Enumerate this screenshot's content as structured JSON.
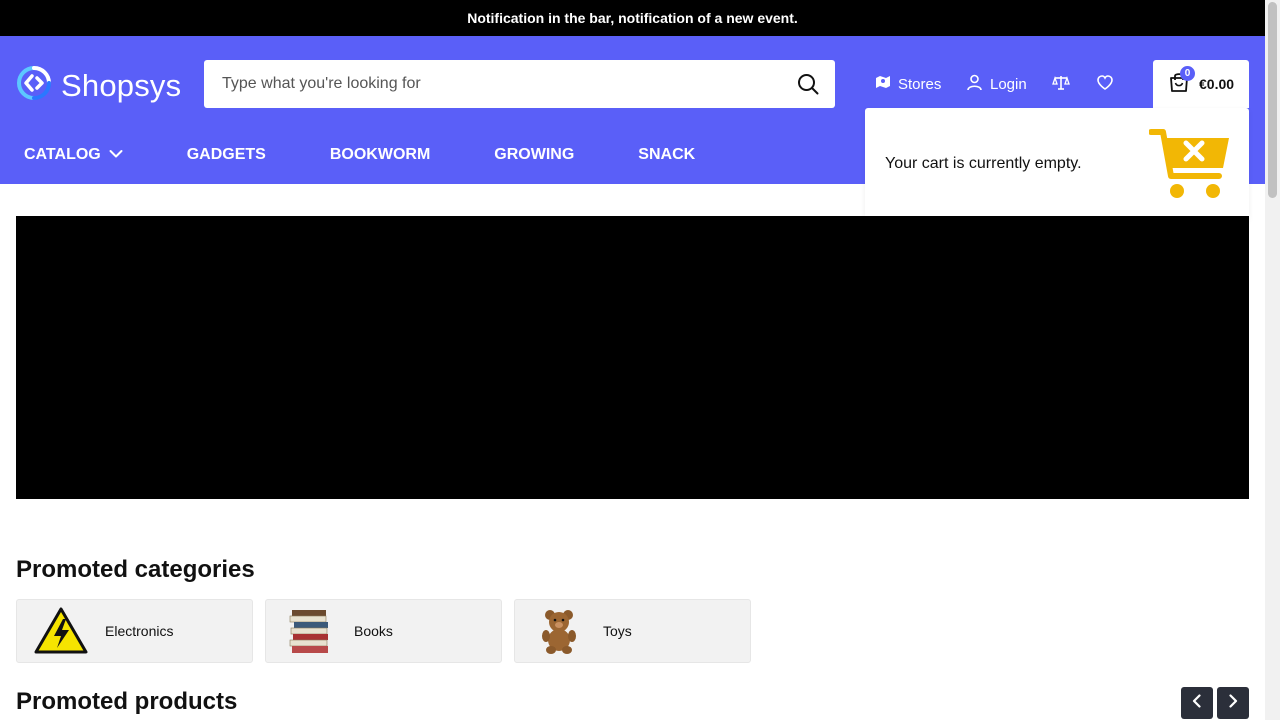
{
  "notification": {
    "text": "Notification in the bar, notification of a new event."
  },
  "logo": {
    "text": "Shopsys"
  },
  "search": {
    "placeholder": "Type what you're looking for"
  },
  "header_links": {
    "stores": "Stores",
    "login": "Login"
  },
  "cart": {
    "count": "0",
    "price": "€0.00",
    "empty_message": "Your cart is currently empty."
  },
  "nav": {
    "items": [
      "CATALOG",
      "GADGETS",
      "BOOKWORM",
      "GROWING",
      "SNACK"
    ]
  },
  "promoted_categories": {
    "title": "Promoted categories",
    "items": [
      {
        "label": "Electronics"
      },
      {
        "label": "Books"
      },
      {
        "label": "Toys"
      }
    ]
  },
  "promoted_products": {
    "title": "Promoted products"
  },
  "colors": {
    "brand": "#5a5ff8",
    "notification_bg": "#000000",
    "cart_icon": "#f2b705",
    "arrow_button": "#2b2f3a"
  }
}
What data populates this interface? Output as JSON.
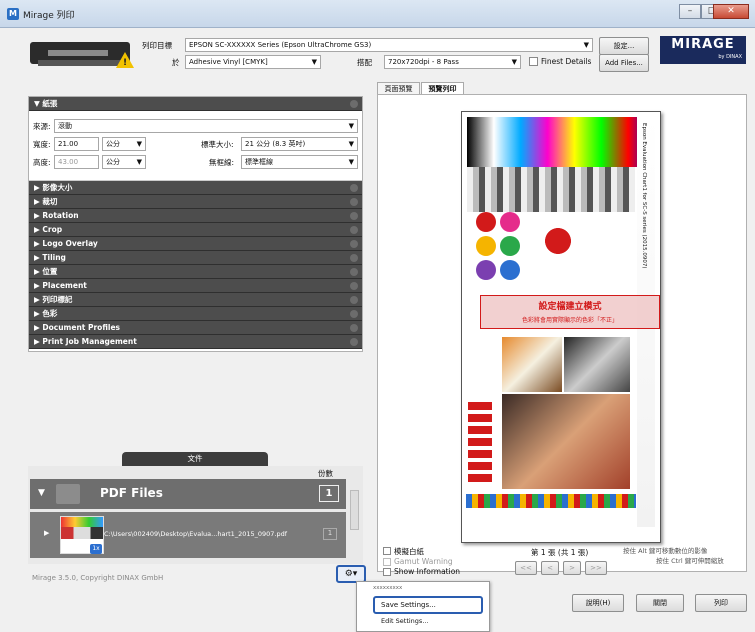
{
  "window": {
    "title": "Mirage 列印",
    "app_icon": "M"
  },
  "printer": {
    "target_label": "列印目標",
    "target_value": "EPSON SC-XXXXXX Series (Epson UltraChrome GS3)",
    "settings_button": "設定...",
    "media_label": "於",
    "media_value": "Adhesive Vinyl [CMYK]",
    "quality_label": "搭配",
    "quality_value": "720x720dpi - 8 Pass",
    "finest_details_label": "Finest Details",
    "add_files_button": "Add Files..."
  },
  "logo": {
    "text": "MIRAGE",
    "sub": "by DINAX"
  },
  "paper": {
    "header": "紙張",
    "source_label": "來源:",
    "source_value": "滾動",
    "width_label": "寬度:",
    "width_value": "21.00",
    "width_unit": "公分",
    "height_label": "高度:",
    "height_value": "43.00",
    "height_unit": "公分",
    "std_size_label": "標準大小:",
    "std_size_value": "21 公分 (8.3 英吋)",
    "border_label": "無框線:",
    "border_value": "標準框線"
  },
  "sections": [
    "影像大小",
    "裁切",
    "Rotation",
    "Crop",
    "Logo Overlay",
    "Tiling",
    "位置",
    "Placement",
    "列印標記",
    "色彩",
    "Document Profiles",
    "Print Job Management"
  ],
  "documents": {
    "tab_label": "文件",
    "copies_label": "份數",
    "folder_title": "PDF Files",
    "folder_count": "1",
    "file_path": "C:\\Users\\002409\\Desktop\\Evalua...hart1_2015_0907.pdf",
    "file_badge": "1x",
    "file_copies": "1"
  },
  "copyright": "Mirage 3.5.0, Copyright DINAX GmbH",
  "preview_tabs": [
    "頁面預覽",
    "預覽列印"
  ],
  "preview": {
    "chart_title": "Epson Evaluation Chart1 for SC-S series (2015.0907)",
    "banner_title": "設定檔建立模式",
    "banner_sub": "色彩將會用實際顯示的色彩「不正」",
    "color_swatch_blue": "#2b6fd0",
    "color_accent": "#d21a1a"
  },
  "options": {
    "simulate_paper_white": "模擬白紙",
    "gamut_warning": "Gamut Warning",
    "show_information": "Show Information"
  },
  "paging": {
    "page_info": "第 1 張 (共 1 張)",
    "hint1": "按住 Alt 鍵可移動數位的影像",
    "hint2": "按住 Ctrl 鍵可伸開縮放",
    "first": "<<",
    "prev": "<",
    "next": ">",
    "last": ">>"
  },
  "buttons": {
    "help": "說明(H)",
    "close": "關閉",
    "print": "列印"
  },
  "context_menu": {
    "item_top": "xxxxxxxxx",
    "save_settings": "Save Settings...",
    "edit_settings": "Edit Settings..."
  }
}
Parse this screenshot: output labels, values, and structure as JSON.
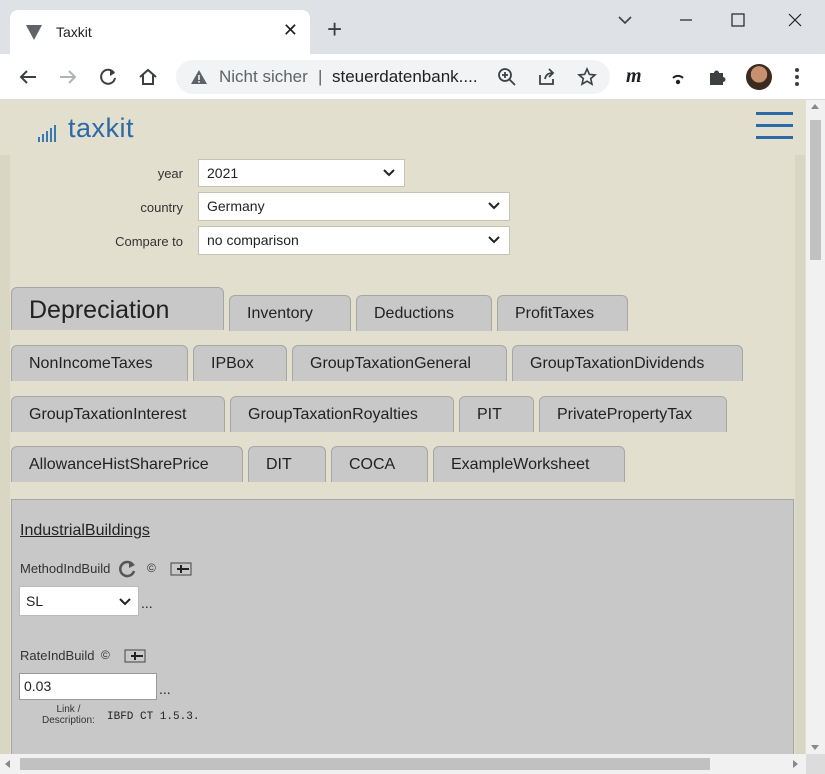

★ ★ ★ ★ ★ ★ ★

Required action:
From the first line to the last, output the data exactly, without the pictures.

Solved exercise:
Enumerate this screenshot's content as structured JSON.
{
  "notification": {
    "text": "Notification in the bar, notification of a new event."
  },
  "logo": {
    "text": "Shopsys"
  },
  "search": {
    "placeholder": "Type what you're looking for"
  },
  "header_links": {
    "stores": "Stores",
    "login": "Login"
  },
  "cart": {
    "count": "0",
    "price": "€0.00",
    "empty_message": "Your cart is currently empty."
  },
  "nav": {
    "items": [
      "CATALOG",
      "GADGETS",
      "BOOKWORM",
      "GROWING",
      "SNACK"
    ]
  },
  "promoted_categories": {
    "title": "Promoted categories",
    "items": [
      {
        "label": "Electronics"
      },
      {
        "label": "Books"
      },
      {
        "label": "Toys"
      }
    ]
  },
  "promoted_products": {
    "title": "Promoted products"
  },
  "colors": {
    "brand": "#5a5ff8",
    "notification_bg": "#000000",
    "cart_icon": "#f2b705",
    "arrow_button": "#2b2f3a"
  }
}
What data populates this interface? Output as JSON.
{
  "window": {
    "title": "Mirage 列印",
    "app_icon": "M"
  },
  "printer": {
    "target_label": "列印目標",
    "target_value": "EPSON SC-XXXXXX Series (Epson UltraChrome GS3)",
    "settings_button": "設定...",
    "media_label": "於",
    "media_value": "Adhesive Vinyl [CMYK]",
    "quality_label": "搭配",
    "quality_value": "720x720dpi - 8 Pass",
    "finest_details_label": "Finest Details",
    "add_files_button": "Add Files..."
  },
  "logo": {
    "text": "MIRAGE",
    "sub": "by DINAX"
  },
  "paper": {
    "header": "紙張",
    "source_label": "來源:",
    "source_value": "滾動",
    "width_label": "寬度:",
    "width_value": "21.00",
    "width_unit": "公分",
    "height_label": "高度:",
    "height_value": "43.00",
    "height_unit": "公分",
    "std_size_label": "標準大小:",
    "std_size_value": "21 公分 (8.3 英吋)",
    "border_label": "無框線:",
    "border_value": "標準框線"
  },
  "sections": [
    "影像大小",
    "裁切",
    "Rotation",
    "Crop",
    "Logo Overlay",
    "Tiling",
    "位置",
    "Placement",
    "列印標記",
    "色彩",
    "Document Profiles",
    "Print Job Management"
  ],
  "documents": {
    "tab_label": "文件",
    "copies_label": "份數",
    "folder_title": "PDF Files",
    "folder_count": "1",
    "file_path": "C:\\Users\\002409\\Desktop\\Evalua...hart1_2015_0907.pdf",
    "file_badge": "1x",
    "file_copies": "1"
  },
  "copyright": "Mirage 3.5.0, Copyright DINAX GmbH",
  "preview_tabs": [
    "頁面預覽",
    "預覽列印"
  ],
  "preview": {
    "chart_title": "Epson Evaluation Chart1 for SC-S series (2015.0907)",
    "banner_title": "設定檔建立模式",
    "banner_sub": "色彩將會用實際顯示的色彩「不正」",
    "color_swatch_blue": "#2b6fd0",
    "color_accent": "#d21a1a"
  },
  "options": {
    "simulate_paper_white": "模擬白紙",
    "gamut_warning": "Gamut Warning",
    "show_information": "Show Information"
  },
  "paging": {
    "page_info": "第 1 張 (共 1 張)",
    "hint1": "按住 Alt 鍵可移動數位的影像",
    "hint2": "按住 Ctrl 鍵可伸開縮放",
    "first": "<<",
    "prev": "<",
    "next": ">",
    "last": ">>"
  },
  "buttons": {
    "help": "說明(H)",
    "close": "關閉",
    "print": "列印"
  },
  "context_menu": {
    "item_top": "xxxxxxxxx",
    "save_settings": "Save Settings...",
    "edit_settings": "Edit Settings..."
  }
}
Parse this screenshot: output labels, values, and structure as JSON.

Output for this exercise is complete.